But, I Can't Afford a Burger, Fries And a Drink - Will the Minimum Wage Bankrupt Corporations?
It is said that Henry Ford believed in giving his line workers enough in salaries so that they could afford to buy one of his cars. While there is a great difference between a car and a burger, a recent op-ed in the Wall Street Journal did not accept Ford's basic premise. This was but another article by a wealthy entrepreneur suggesting that an increase in the minimum wage could possibly bankrupt his enterprises, and yes, even Wal-Mart!
Incredible as it might seem, the article compared the corporate profit per employee of a fast food chain with that of all Apple employees. What was not mentioned was that Apple makes such a tremendous profit due to its continued use of cheap Chinese labor. There, workers receive merely dollars per day. No wonder there are safety nets at the foot of their housing complexes to reduce employee suicides. If retaining the profit margin is your priority, the cost of a few safety nets is just another operational cost. Hopefully, the subscribers of the WSJ can see this comparison as absurd, but obviously the editorial staff does not.
The article's op-ed also forgets to mention that one of his specialty burgers costs more than six dollars, and that's without fries and a drink. One of his employees would have to work two hours of their six hour shift just to have lunch at his restaurant. He does believe in basic corporate greed philosophy that "Highly compensated employers" (like himself) contribute more to a company's success than minimum wage employees, who are often "less experienced and entry-level workers". This coming from an individual who sold the rights to his enterprise for nearly $700 million dollars, and currently is the CEO of a corporation with some 3,450 eateries in this country alone. When was the last time he flipped a burger? Perhaps, it is time that he spent a week working undercover in one of his restaurants?

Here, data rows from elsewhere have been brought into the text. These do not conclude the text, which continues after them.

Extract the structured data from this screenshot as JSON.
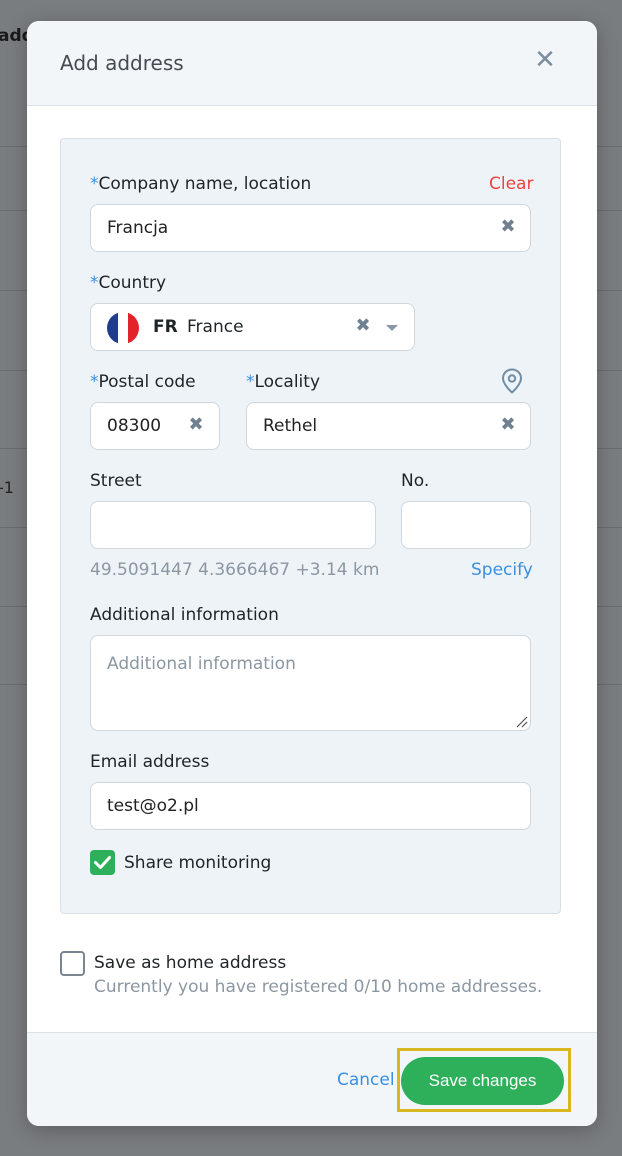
{
  "background": {
    "heading": "add",
    "row_text": "-1"
  },
  "modal": {
    "title": "Add address",
    "close_icon": "close-icon",
    "company": {
      "label": "Company name, location",
      "clear_label": "Clear",
      "value": "Francja"
    },
    "country": {
      "label": "Country",
      "code": "FR",
      "name": "France",
      "flag_colors": [
        "#1f3c91",
        "#ffffff",
        "#e3232b"
      ]
    },
    "postal": {
      "label": "Postal code",
      "value": "08300"
    },
    "locality": {
      "label": "Locality",
      "value": "Rethel"
    },
    "street": {
      "label": "Street",
      "value": ""
    },
    "number": {
      "label": "No.",
      "value": ""
    },
    "coordinates": "49.5091447 4.3666467 +3.14 km",
    "specify_label": "Specify",
    "additional_info": {
      "label": "Additional information",
      "placeholder": "Additional information"
    },
    "email": {
      "label": "Email address",
      "value": "test@o2.pl"
    },
    "share_monitoring": {
      "label": "Share monitoring",
      "checked": true
    },
    "home_address": {
      "label": "Save as home address",
      "subtext": "Currently you have registered 0/10 home addresses.",
      "checked": false
    },
    "footer": {
      "cancel_label": "Cancel",
      "save_label": "Save changes"
    }
  },
  "colors": {
    "accent_blue": "#3b8fe0",
    "green": "#2eb05b",
    "red": "#e8453f",
    "highlight": "#d9b81f"
  }
}
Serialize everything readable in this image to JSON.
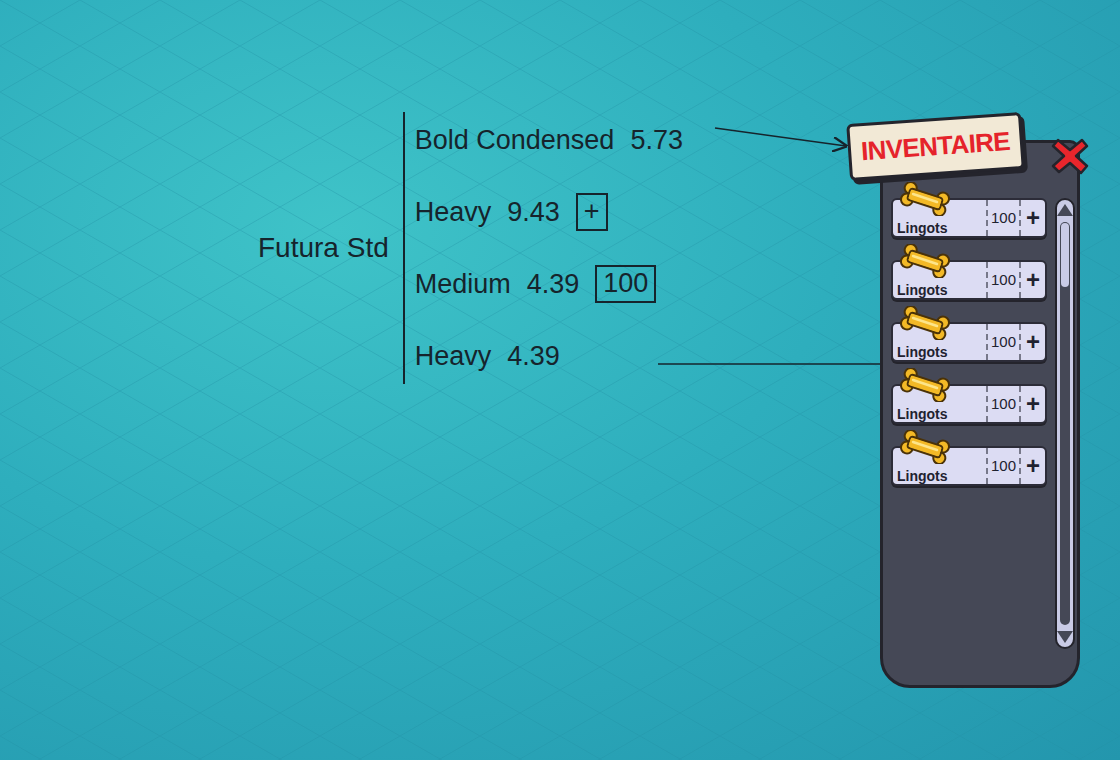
{
  "annotations": {
    "font_family": "Futura Std",
    "specs": [
      {
        "weight": "Bold Condensed",
        "size": "5.73",
        "sample": null
      },
      {
        "weight": "Heavy",
        "size": "9.43",
        "sample": "+"
      },
      {
        "weight": "Medium",
        "size": "4.39",
        "sample": "100"
      },
      {
        "weight": "Heavy",
        "size": "4.39",
        "sample": null
      }
    ]
  },
  "inventory": {
    "title": "INVENTAIRE",
    "items": [
      {
        "label": "Lingots",
        "count": "100",
        "add": "+"
      },
      {
        "label": "Lingots",
        "count": "100",
        "add": "+"
      },
      {
        "label": "Lingots",
        "count": "100",
        "add": "+"
      },
      {
        "label": "Lingots",
        "count": "100",
        "add": "+"
      },
      {
        "label": "Lingots",
        "count": "100",
        "add": "+"
      }
    ]
  }
}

What is so distasteful about his presentation is that it reflects his distain of those who daily make his wealth possible. A business that started as a hot dog stand has become so distanced from the plight of its own employees who cannot even afford the product they produce. There is no doubt that neither he nor the Waltons will find themselves on a food bank line, but can the same be said of his employees? All this seriously reflects on our character as a nation. This is not simply a question of economics, rather it is a growing attitude that this nation, that has given birth to an entrepreneurial spirit, has also created a spirit of demeaning those struggling to simply survive. As the Pharisee in the temple once said, " Thank you God that I am not like the rest of men", certainly not like that unskilled hamburger flipper.
If this is what it means to be successful in the United States? Then, while certain citizens we may be prosperous, we as a nation are a disgrace.